[Data about app and page elements]
━━━━━━━━━━━━━━━━

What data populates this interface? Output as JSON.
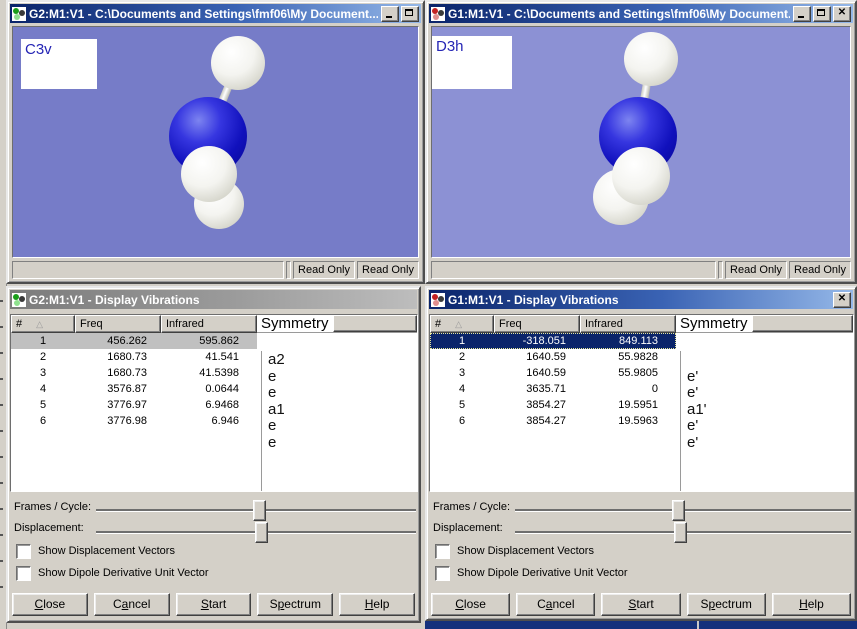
{
  "icons": {
    "minimize": "_",
    "maximize": "□",
    "close": "✕",
    "sort": "△",
    "app_left": "molecule-icon-green",
    "app_right": "molecule-icon-red"
  },
  "colors": {
    "titlebar_active_start": "#0a246a",
    "titlebar_active_end": "#95b8e8",
    "titlebar_inactive_start": "#7b7b7b",
    "titlebar_inactive_end": "#bdbdbd",
    "dialog_face": "#d4d0c8",
    "viewer_left_bg": "#767cc8",
    "viewer_right_bg": "#8c91d4",
    "selection_active": "#0a246a",
    "selection_inactive": "#c0c0c0",
    "nitrogen_atom": "#1111bd",
    "hydrogen_atom": "#f0f0ec"
  },
  "viewer_left": {
    "title": "G2:M1:V1 - C:\\Documents and Settings\\fmf06\\My Document...",
    "point_group_label": "C3v",
    "status": [
      "Read Only",
      "Read Only"
    ]
  },
  "viewer_right": {
    "title": "G1:M1:V1 - C:\\Documents and Settings\\fmf06\\My Document...",
    "point_group_label": "D3h",
    "status": [
      "Read Only",
      "Read Only"
    ]
  },
  "dialog_left": {
    "title": "G2:M1:V1 - Display Vibrations",
    "table": {
      "headers": {
        "num": "#",
        "freq": "Freq",
        "infrared": "Infrared",
        "symmetry": "Symmetry"
      },
      "rows": [
        {
          "num": "1",
          "freq": "456.262",
          "ir": "595.862",
          "sym": "a2"
        },
        {
          "num": "2",
          "freq": "1680.73",
          "ir": "41.541",
          "sym": "e"
        },
        {
          "num": "3",
          "freq": "1680.73",
          "ir": "41.5398",
          "sym": "e"
        },
        {
          "num": "4",
          "freq": "3576.87",
          "ir": "0.0644",
          "sym": "a1"
        },
        {
          "num": "5",
          "freq": "3776.97",
          "ir": "6.9468",
          "sym": "e"
        },
        {
          "num": "6",
          "freq": "3776.98",
          "ir": "6.946",
          "sym": "e"
        }
      ]
    },
    "controls": {
      "frames_label": "Frames / Cycle:",
      "displacement_label": "Displacement:",
      "check1": "Show Displacement Vectors",
      "check2": "Show Dipole Derivative Unit Vector"
    },
    "buttons": [
      {
        "pre": "",
        "key": "C",
        "post": "lose"
      },
      {
        "pre": "C",
        "key": "a",
        "post": "ncel"
      },
      {
        "pre": "",
        "key": "S",
        "post": "tart"
      },
      {
        "pre": "S",
        "key": "p",
        "post": "ectrum"
      },
      {
        "pre": "",
        "key": "H",
        "post": "elp"
      }
    ]
  },
  "dialog_right": {
    "title": "G1:M1:V1 - Display Vibrations",
    "table": {
      "headers": {
        "num": "#",
        "freq": "Freq",
        "infrared": "Infrared",
        "symmetry": "Symmetry"
      },
      "rows": [
        {
          "num": "1",
          "freq": "-318.051",
          "ir": "849.113",
          "sym": ""
        },
        {
          "num": "2",
          "freq": "1640.59",
          "ir": "55.9828",
          "sym": "e'"
        },
        {
          "num": "3",
          "freq": "1640.59",
          "ir": "55.9805",
          "sym": "e'"
        },
        {
          "num": "4",
          "freq": "3635.71",
          "ir": "0",
          "sym": "a1'"
        },
        {
          "num": "5",
          "freq": "3854.27",
          "ir": "19.5951",
          "sym": "e'"
        },
        {
          "num": "6",
          "freq": "3854.27",
          "ir": "19.5963",
          "sym": "e'"
        }
      ]
    },
    "controls": {
      "frames_label": "Frames / Cycle:",
      "displacement_label": "Displacement:",
      "check1": "Show Displacement Vectors",
      "check2": "Show Dipole Derivative Unit Vector"
    },
    "buttons": [
      {
        "pre": "",
        "key": "C",
        "post": "lose"
      },
      {
        "pre": "C",
        "key": "a",
        "post": "ncel"
      },
      {
        "pre": "",
        "key": "S",
        "post": "tart"
      },
      {
        "pre": "S",
        "key": "p",
        "post": "ectrum"
      },
      {
        "pre": "",
        "key": "H",
        "post": "elp"
      }
    ]
  }
}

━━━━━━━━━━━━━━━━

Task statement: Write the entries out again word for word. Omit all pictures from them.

Expected answer:
What data populates this interface? Output as JSON.
{
  "icons": {
    "minimize": "_",
    "maximize": "□",
    "close": "✕",
    "sort": "△",
    "app_left": "molecule-icon-green",
    "app_right": "molecule-icon-red"
  },
  "colors": {
    "titlebar_active_start": "#0a246a",
    "titlebar_active_end": "#95b8e8",
    "titlebar_inactive_start": "#7b7b7b",
    "titlebar_inactive_end": "#bdbdbd",
    "dialog_face": "#d4d0c8",
    "viewer_left_bg": "#767cc8",
    "viewer_right_bg": "#8c91d4",
    "selection_active": "#0a246a",
    "selection_inactive": "#c0c0c0",
    "nitrogen_atom": "#1111bd",
    "hydrogen_atom": "#f0f0ec"
  },
  "viewer_left": {
    "title": "G2:M1:V1 - C:\\Documents and Settings\\fmf06\\My Document...",
    "point_group_label": "C3v",
    "status": [
      "Read Only",
      "Read Only"
    ]
  },
  "viewer_right": {
    "title": "G1:M1:V1 - C:\\Documents and Settings\\fmf06\\My Document...",
    "point_group_label": "D3h",
    "status": [
      "Read Only",
      "Read Only"
    ]
  },
  "dialog_left": {
    "title": "G2:M1:V1 - Display Vibrations",
    "table": {
      "headers": {
        "num": "#",
        "freq": "Freq",
        "infrared": "Infrared",
        "symmetry": "Symmetry"
      },
      "rows": [
        {
          "num": "1",
          "freq": "456.262",
          "ir": "595.862",
          "sym": "a2"
        },
        {
          "num": "2",
          "freq": "1680.73",
          "ir": "41.541",
          "sym": "e"
        },
        {
          "num": "3",
          "freq": "1680.73",
          "ir": "41.5398",
          "sym": "e"
        },
        {
          "num": "4",
          "freq": "3576.87",
          "ir": "0.0644",
          "sym": "a1"
        },
        {
          "num": "5",
          "freq": "3776.97",
          "ir": "6.9468",
          "sym": "e"
        },
        {
          "num": "6",
          "freq": "3776.98",
          "ir": "6.946",
          "sym": "e"
        }
      ]
    },
    "controls": {
      "frames_label": "Frames / Cycle:",
      "displacement_label": "Displacement:",
      "check1": "Show Displacement Vectors",
      "check2": "Show Dipole Derivative Unit Vector"
    },
    "buttons": [
      {
        "pre": "",
        "key": "C",
        "post": "lose"
      },
      {
        "pre": "C",
        "key": "a",
        "post": "ncel"
      },
      {
        "pre": "",
        "key": "S",
        "post": "tart"
      },
      {
        "pre": "S",
        "key": "p",
        "post": "ectrum"
      },
      {
        "pre": "",
        "key": "H",
        "post": "elp"
      }
    ]
  },
  "dialog_right": {
    "title": "G1:M1:V1 - Display Vibrations",
    "table": {
      "headers": {
        "num": "#",
        "freq": "Freq",
        "infrared": "Infrared",
        "symmetry": "Symmetry"
      },
      "rows": [
        {
          "num": "1",
          "freq": "-318.051",
          "ir": "849.113",
          "sym": ""
        },
        {
          "num": "2",
          "freq": "1640.59",
          "ir": "55.9828",
          "sym": "e'"
        },
        {
          "num": "3",
          "freq": "1640.59",
          "ir": "55.9805",
          "sym": "e'"
        },
        {
          "num": "4",
          "freq": "3635.71",
          "ir": "0",
          "sym": "a1'"
        },
        {
          "num": "5",
          "freq": "3854.27",
          "ir": "19.5951",
          "sym": "e'"
        },
        {
          "num": "6",
          "freq": "3854.27",
          "ir": "19.5963",
          "sym": "e'"
        }
      ]
    },
    "controls": {
      "frames_label": "Frames / Cycle:",
      "displacement_label": "Displacement:",
      "check1": "Show Displacement Vectors",
      "check2": "Show Dipole Derivative Unit Vector"
    },
    "buttons": [
      {
        "pre": "",
        "key": "C",
        "post": "lose"
      },
      {
        "pre": "C",
        "key": "a",
        "post": "ncel"
      },
      {
        "pre": "",
        "key": "S",
        "post": "tart"
      },
      {
        "pre": "S",
        "key": "p",
        "post": "ectrum"
      },
      {
        "pre": "",
        "key": "H",
        "post": "elp"
      }
    ]
  }
}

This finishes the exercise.